Keeping Our Custodial Staff Safe and Healthy

Cleaning for health must consider the cleaning worker's health too

clean for health

This Editor’s Note appeared in September 2021 issue of CMM.

We have shared a lot of information about cleaning best practices to abate the coronavirus during the past 18 months such as practicing good hand hygiene, wearing proper personal protective equipment, and following the correct disinfection protocols. We’ve heard and read a lot about adhering to dwell times, cleaning high-touch surfaces, and shifting our focus to “clean for health,” not only for appearance.

I’ve noticed this important discussion about cleaning for health is almost always focused on the health and safety of building occupants. We clean for the health of the students in schools, for the workers returning to offices, and for the patrons of restaurants and stores that our economy depends on. What is often left out of the discussion is a focus on the health and safety of the cleaning workers. 

With the increased amount and frequency of cleaning required, custodial workers have put their lives in harm’s way more than ever before—not only through exposure to this deadly virus but through more exposure to cleaning chemicals and potential accidents from avoidable mistakes—in their attempt to hurry up and keep our spaces safe. 

In our September cover story, we shine a light on how to prevent cleaning chemical mistakes. When working with cleaning and disinfecting chemicals, it’s often the little things that trip people up, according to Mark Warner, former education manager at ISSA and current national sales manager at The Bullen Companies. 

Warner and others offer some basic, but often overlooked, steps for handling chemicals properly and reducing the risk of accidents. With high employee turnover rates in our industry, we must share and repeat these basics often.

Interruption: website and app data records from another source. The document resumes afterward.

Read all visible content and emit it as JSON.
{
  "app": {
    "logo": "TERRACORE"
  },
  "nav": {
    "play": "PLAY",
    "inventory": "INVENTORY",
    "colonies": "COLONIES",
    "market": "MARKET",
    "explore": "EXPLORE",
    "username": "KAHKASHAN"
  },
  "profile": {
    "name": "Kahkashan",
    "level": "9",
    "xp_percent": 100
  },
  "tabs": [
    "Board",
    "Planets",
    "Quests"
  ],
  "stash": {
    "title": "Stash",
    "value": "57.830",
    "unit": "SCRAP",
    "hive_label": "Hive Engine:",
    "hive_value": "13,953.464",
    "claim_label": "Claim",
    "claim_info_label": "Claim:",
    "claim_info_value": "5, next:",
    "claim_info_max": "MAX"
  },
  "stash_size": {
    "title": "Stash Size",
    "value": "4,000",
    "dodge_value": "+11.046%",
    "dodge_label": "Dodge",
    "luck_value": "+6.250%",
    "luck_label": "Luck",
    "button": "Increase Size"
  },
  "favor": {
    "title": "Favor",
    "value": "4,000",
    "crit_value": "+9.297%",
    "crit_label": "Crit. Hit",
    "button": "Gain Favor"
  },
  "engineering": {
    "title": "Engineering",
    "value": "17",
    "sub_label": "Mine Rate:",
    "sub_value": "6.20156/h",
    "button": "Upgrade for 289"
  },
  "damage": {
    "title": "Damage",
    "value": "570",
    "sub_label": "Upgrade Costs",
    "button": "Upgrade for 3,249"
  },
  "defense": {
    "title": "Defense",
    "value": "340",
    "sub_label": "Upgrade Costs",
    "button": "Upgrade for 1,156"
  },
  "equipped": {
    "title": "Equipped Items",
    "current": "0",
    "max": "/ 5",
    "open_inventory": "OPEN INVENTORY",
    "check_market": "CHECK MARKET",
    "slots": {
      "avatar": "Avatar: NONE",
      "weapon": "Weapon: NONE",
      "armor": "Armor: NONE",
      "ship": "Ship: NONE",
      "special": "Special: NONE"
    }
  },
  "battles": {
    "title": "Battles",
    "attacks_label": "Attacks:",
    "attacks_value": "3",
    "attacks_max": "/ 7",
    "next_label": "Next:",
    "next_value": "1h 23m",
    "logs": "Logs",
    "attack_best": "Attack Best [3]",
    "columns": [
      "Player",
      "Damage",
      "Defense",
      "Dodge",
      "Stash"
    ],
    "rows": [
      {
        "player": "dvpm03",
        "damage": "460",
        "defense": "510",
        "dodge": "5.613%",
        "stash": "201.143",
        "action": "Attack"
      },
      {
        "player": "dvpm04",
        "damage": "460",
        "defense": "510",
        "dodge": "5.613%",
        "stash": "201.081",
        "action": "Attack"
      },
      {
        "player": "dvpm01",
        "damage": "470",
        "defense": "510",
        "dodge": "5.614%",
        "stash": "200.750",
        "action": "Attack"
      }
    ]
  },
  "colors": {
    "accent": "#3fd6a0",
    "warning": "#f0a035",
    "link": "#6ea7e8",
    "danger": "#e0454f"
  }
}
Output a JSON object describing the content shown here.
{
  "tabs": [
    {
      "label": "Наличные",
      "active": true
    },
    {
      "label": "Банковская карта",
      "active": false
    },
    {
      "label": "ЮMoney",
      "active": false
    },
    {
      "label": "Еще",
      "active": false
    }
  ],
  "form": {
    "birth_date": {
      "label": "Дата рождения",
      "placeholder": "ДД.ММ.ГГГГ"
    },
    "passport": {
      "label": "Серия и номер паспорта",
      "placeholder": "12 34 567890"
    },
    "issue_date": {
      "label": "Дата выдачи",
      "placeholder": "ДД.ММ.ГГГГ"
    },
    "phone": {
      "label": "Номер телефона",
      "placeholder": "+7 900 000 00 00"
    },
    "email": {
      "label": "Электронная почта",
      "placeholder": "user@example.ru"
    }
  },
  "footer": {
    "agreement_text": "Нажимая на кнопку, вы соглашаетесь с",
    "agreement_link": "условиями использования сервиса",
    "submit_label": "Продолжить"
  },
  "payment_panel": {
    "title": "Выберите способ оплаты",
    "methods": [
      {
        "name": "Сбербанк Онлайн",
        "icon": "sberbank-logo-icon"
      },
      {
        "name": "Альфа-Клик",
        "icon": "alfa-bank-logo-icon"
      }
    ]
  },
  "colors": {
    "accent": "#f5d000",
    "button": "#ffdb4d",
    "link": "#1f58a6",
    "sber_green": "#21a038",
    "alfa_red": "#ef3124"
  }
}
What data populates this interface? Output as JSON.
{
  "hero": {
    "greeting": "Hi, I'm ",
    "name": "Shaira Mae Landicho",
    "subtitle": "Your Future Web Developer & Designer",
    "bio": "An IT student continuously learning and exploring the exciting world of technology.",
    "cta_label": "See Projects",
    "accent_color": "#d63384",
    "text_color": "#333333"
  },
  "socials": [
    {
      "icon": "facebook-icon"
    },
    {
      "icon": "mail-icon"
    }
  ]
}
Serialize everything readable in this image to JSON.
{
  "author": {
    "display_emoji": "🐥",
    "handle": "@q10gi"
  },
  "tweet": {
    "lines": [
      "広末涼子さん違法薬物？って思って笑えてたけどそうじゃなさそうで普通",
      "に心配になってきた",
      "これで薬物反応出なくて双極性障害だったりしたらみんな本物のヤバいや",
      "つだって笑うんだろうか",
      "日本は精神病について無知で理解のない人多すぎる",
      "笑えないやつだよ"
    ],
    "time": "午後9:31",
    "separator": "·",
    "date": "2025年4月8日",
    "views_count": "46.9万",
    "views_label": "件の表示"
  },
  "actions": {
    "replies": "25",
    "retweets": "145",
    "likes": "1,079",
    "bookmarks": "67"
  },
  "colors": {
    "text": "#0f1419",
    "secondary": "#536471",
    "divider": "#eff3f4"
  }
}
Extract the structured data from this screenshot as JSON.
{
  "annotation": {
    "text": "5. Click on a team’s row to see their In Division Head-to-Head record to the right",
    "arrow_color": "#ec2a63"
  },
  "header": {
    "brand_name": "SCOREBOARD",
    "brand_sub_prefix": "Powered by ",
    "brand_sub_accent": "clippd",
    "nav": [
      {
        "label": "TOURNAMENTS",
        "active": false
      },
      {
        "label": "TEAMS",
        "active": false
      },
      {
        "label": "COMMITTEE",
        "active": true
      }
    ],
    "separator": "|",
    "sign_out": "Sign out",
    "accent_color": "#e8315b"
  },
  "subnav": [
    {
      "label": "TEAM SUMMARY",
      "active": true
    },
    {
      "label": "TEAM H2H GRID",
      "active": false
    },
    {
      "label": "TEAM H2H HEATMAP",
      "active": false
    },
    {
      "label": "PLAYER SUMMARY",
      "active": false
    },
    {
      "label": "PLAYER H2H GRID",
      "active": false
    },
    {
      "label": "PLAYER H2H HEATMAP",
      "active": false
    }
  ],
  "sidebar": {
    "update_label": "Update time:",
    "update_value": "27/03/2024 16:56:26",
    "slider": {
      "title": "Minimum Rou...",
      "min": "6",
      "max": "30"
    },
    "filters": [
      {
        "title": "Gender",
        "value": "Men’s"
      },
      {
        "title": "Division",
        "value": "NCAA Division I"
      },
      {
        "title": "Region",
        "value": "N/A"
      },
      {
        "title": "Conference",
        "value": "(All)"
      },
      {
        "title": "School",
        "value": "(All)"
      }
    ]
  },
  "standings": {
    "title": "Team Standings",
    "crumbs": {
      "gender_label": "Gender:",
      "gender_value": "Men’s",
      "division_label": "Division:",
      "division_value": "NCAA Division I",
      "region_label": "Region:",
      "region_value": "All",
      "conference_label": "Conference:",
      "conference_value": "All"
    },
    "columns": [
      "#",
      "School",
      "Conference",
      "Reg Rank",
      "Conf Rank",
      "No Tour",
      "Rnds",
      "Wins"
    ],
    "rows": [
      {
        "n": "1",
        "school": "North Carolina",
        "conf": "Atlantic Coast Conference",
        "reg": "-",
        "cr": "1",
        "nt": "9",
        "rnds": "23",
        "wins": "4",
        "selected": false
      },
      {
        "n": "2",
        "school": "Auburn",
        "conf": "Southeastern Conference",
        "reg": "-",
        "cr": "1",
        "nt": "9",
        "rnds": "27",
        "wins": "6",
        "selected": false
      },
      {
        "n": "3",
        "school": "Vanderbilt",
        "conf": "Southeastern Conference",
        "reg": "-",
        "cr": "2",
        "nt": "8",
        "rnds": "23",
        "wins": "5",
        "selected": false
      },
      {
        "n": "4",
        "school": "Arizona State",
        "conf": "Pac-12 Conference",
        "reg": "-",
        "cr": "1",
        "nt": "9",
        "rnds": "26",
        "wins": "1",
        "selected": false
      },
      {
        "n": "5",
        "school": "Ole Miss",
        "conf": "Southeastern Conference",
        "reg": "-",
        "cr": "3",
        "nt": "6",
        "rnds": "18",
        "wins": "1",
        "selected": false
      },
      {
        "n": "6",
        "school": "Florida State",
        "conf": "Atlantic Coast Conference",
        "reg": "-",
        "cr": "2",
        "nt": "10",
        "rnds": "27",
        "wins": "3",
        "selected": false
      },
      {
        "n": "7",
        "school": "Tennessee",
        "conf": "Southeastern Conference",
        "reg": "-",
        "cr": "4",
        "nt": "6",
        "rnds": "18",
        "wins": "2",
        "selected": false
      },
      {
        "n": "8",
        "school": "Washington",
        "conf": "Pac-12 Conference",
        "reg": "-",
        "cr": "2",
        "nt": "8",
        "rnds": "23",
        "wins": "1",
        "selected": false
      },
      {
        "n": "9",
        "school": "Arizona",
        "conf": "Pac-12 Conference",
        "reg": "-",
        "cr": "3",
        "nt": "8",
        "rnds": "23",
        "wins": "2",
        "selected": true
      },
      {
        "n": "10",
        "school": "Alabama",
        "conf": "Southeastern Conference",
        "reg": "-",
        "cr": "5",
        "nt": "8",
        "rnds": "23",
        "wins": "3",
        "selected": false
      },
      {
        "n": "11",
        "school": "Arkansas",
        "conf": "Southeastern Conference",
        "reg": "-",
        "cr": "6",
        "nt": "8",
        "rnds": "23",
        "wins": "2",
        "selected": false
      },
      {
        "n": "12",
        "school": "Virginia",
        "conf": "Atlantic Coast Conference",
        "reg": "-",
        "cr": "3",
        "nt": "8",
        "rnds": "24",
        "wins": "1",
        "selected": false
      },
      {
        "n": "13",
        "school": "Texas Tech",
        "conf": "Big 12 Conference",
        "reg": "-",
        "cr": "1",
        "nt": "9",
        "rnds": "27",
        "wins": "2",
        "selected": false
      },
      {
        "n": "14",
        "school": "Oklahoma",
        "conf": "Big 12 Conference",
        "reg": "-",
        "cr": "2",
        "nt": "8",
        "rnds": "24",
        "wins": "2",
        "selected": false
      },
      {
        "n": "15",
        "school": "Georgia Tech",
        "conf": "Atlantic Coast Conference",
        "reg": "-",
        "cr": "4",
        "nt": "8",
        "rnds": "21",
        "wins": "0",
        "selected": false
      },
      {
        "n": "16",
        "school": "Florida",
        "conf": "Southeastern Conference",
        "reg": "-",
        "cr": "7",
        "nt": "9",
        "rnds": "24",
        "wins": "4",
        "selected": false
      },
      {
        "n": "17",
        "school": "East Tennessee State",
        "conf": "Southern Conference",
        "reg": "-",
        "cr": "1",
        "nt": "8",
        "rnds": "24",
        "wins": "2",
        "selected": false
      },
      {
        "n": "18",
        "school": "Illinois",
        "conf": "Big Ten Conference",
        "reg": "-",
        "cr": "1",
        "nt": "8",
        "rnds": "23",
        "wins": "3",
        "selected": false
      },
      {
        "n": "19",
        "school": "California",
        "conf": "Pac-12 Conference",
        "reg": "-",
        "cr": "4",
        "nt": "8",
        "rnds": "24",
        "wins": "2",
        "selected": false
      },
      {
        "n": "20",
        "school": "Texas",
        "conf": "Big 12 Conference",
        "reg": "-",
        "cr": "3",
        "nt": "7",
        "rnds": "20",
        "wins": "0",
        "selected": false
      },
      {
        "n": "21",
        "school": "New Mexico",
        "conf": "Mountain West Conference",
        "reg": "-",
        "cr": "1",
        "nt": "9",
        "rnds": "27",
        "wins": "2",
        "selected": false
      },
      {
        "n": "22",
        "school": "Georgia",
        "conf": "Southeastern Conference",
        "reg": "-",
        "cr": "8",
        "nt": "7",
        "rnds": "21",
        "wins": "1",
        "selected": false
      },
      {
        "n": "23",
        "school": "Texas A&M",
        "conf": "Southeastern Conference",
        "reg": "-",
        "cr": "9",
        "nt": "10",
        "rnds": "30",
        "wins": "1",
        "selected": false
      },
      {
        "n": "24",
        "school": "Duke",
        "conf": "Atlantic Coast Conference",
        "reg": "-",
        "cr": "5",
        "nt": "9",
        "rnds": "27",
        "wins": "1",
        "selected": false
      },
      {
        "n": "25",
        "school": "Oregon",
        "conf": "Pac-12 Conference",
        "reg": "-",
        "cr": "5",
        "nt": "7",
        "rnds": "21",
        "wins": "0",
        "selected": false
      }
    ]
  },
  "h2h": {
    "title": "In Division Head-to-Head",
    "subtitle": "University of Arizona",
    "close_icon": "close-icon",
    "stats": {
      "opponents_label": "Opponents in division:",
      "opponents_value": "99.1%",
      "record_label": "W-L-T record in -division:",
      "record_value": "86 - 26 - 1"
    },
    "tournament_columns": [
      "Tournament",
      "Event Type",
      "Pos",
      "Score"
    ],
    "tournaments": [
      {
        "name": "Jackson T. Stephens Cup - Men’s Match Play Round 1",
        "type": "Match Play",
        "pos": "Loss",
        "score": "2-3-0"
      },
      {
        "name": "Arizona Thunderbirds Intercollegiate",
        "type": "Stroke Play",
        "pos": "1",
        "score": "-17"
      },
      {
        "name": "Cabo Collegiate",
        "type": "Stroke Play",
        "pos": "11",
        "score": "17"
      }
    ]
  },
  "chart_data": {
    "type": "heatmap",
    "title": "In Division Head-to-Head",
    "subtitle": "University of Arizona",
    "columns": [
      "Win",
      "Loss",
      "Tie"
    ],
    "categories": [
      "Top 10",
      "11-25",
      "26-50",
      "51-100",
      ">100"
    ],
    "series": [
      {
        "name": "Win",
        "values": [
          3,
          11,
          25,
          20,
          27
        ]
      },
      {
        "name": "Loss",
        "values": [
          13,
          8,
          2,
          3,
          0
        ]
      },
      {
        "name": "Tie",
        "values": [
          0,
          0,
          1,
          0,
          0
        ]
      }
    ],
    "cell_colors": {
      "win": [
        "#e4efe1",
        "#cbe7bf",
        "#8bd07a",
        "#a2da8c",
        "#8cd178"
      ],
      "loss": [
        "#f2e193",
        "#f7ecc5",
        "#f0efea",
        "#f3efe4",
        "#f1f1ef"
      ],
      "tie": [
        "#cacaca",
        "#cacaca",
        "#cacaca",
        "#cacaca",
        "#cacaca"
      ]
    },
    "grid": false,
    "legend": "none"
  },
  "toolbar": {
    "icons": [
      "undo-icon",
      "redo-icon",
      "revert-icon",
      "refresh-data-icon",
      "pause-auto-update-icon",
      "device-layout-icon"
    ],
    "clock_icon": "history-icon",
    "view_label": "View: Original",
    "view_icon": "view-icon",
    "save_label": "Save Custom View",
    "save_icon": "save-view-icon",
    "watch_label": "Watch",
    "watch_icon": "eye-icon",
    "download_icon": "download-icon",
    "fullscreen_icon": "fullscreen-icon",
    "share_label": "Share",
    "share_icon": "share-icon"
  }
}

Even the most seasoned cleaning workers could use a refresher course. A poster on the wall of your custodial closet probably won’t cover your bases.

The 54% of Americans who are fully vaccinated against the coronavirus understand taking the shot is our best bet to ward off this deadly disease. However, proper cleaning is recognized as an essential part of the solution to this monumental public health crisis. We must not only train and educate our frontline cleaning workers to clean for safety, but we must also do our part in keeping them safe. When they are safe, we all are safe. 

Posted On September 9, 2021

Amy W. Richardson

Managing Editor, Cleaning & Maintenance Management

Amy W. Richardson is managing editor of Cleaning & Maintenance Management. She has more than 15 years of experience editing and writing for trade and consumer publications, community newspapers, nonprofit associations, and websites. Richardson holds a Bachelor of Arts in communication studies with an emphasis in journalism from the University of Alabama at Birmingham (UAB).


Also in Health and Safety

The Faces of Healthcare and Hospitality
June 19, 2024

The Faces of Healthcare and Hospitality

June 3, 2024 Robert Kravitz

Worker Safety Is Not a Given

May 31, 2024 Jennifer Brumfield

Summertime Is Pest Prevention Time

May 14, 2024 Dr. Gavin Macgregor-Skinner

A Primer on Healthy Cleaning Chemicals

Sponsored in Health and Safety

TRUCE software
November 3, 2023 Sponsored by TRUCE Software

Safety: The Dirty Secret of the Cleaning & Maintenance Industries

July 17, 2023 Sponsored by PDI

Core Concepts of Disinfection

July 21, 2022

Video: Hand Hygiene and Understanding Hand Sanitizers

December 15, 2021

CMM Webinar: Enhancing Facility Image—Beyond Appearances

Recent News

Construction workers working in construction

Vacant Office Buildings Converted Into Homes

Healthcare Surfaces Institute Merges With ISSA

Many Not Comfortable Using Public Restrooms

College Seniors Have More to Learn About Cleaning

Keeping Our Custodial Staff Safe and Healthy
Share Article
Subscribe to CMM